If rated an EF5, it would end a record eight-year absence of such top tier tornadoes. It would be the first EF5 since the devastating Moore, Okla., tornado on May 20, 2013, and the first of such intensity in December since 1957.

If the tornado is rated at least EF4, it would be the first in the region in December since 2015, when a twister hit near the border of Mississippi and Tennessee. It would also be just the second EF4 tornado of 2021 in the United States, while a typical year produces seven EF4 or stronger tornadoes.

The path may have been historically long

There have been only 59 previous tornadoes with path lengths of 100 or more miles since 1950. That shrinks to 12 for path lengths of 150 miles or greater. During the Super Outbreak of 2011, there were three such tornado paths, the last such instances.

The longest paths on record top 200 miles, with caveats. A 235-mile track in March 1953 is the modern record holder, according to data from the Storm Prediction Center data. Since none of these tornadoes have happened since 1971, it is certainly possible some of them were tornado families, or cyclic tornadoes forming one after another, rather than one long-track event.

The 219-mile-long Tri-state Tornado of March 1925 is also considered the longest tornado path by many sources. The deadliest tornado in U.S. history, it killed 695 people as it passed through Missouri, Illinois and Indiana during the overnight hours.

This event’s path length could exceed that. However, Rick Smith, a meteorologist at the Weather Service office in Norman, Okla., tweeted that the quad-state tornado was more likely a series of twisters than just one. On-the-ground surveys to sort this out may be “a complex process that could take some time,” Smith wrote.

Even if the damage was caused by more than one tornado, the longevity of the intense supercell is unusual for any time of year, and probably is unprecedented for December.

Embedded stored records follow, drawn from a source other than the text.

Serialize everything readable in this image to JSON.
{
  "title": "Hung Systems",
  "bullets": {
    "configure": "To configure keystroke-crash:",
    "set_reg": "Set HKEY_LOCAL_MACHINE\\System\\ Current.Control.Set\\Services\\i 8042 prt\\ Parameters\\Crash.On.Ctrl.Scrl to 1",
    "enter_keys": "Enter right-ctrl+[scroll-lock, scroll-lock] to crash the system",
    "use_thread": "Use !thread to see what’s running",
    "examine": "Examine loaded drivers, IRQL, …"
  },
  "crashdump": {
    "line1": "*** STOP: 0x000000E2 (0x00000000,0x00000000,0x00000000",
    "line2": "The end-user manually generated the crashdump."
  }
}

Victor Gensini, a professor of meteorology at Northern Illinois University who has published studies on links between climate change and severe storms, said in an email that events like this may become more common in a warming world.

“[I]t’s absolutely fair to say that the atmospheric environments will be more supportive for cool-season tornado events,” he wrote in an email.

Exceptionally deadly

Meteorologists fear nighttime tornadoes the most, as they are the most deadly. People may be sleeping or lack the visual cues of twisters that approach during daylight. Considering the likelihood of at least 70 fatalities, Friday night’s outbreak was a testament to the peril of nocturnal storms.

Before Friday night, only 14 tornado fatalities had occurred in 2021, a below-average number. Previously, the deadliest December tornado occurred on Dec. 5, 1953, when 38 people were killed in Vicksburg, Miss.

Both of these numbers are expected to be easily surpassed. And this tornado event is likely to be the deadliest in Kentucky history.

It appears likely that this tornado will be the deadliest since the infamous Joplin tornado in May 2011, which killed 158 people.

In the modern record, since 1950, only 10 tornadoes have caused 50 or more deaths. Three of these happened in April 2011. Before that, they all occurred before 1971.

The high death toll for this event occurred despite timely warnings from the Weather Service.

Roger Edwards, a tornado expert at the Weather Service, tweeted that a significant death toll was practically unavoidable, given the tornado’s ferocity.

“When a violent wedge tornado engulfs a densely populated area, devastation is assured. Even the very best warnings only minimize, not eliminate, casualties,” he wrote.

Complete coverage: Tornadoes hit several states, killing dozens

President Biden arrived in Kentucky on Wednesday to survey the swaths of damage in areas hardest hit by a string of tornadoes that killed at least 74 people there and 14 in other states.

Live updates: Biden arrives in Kentucky, hardest-hit state after devastating tornado outbreak

Victims: What we know about some of the lives lost in Kentucky

Photos and video: See the damage left by the tornadoes

The storm’s path: Satellite images show leveled buildings

The candle factory: ‘Everyone was trapped’: A candle factory survivor tells her story

Climate: Researchers ponder why Friday’s tornadoes led to so many deaths, despite ample warning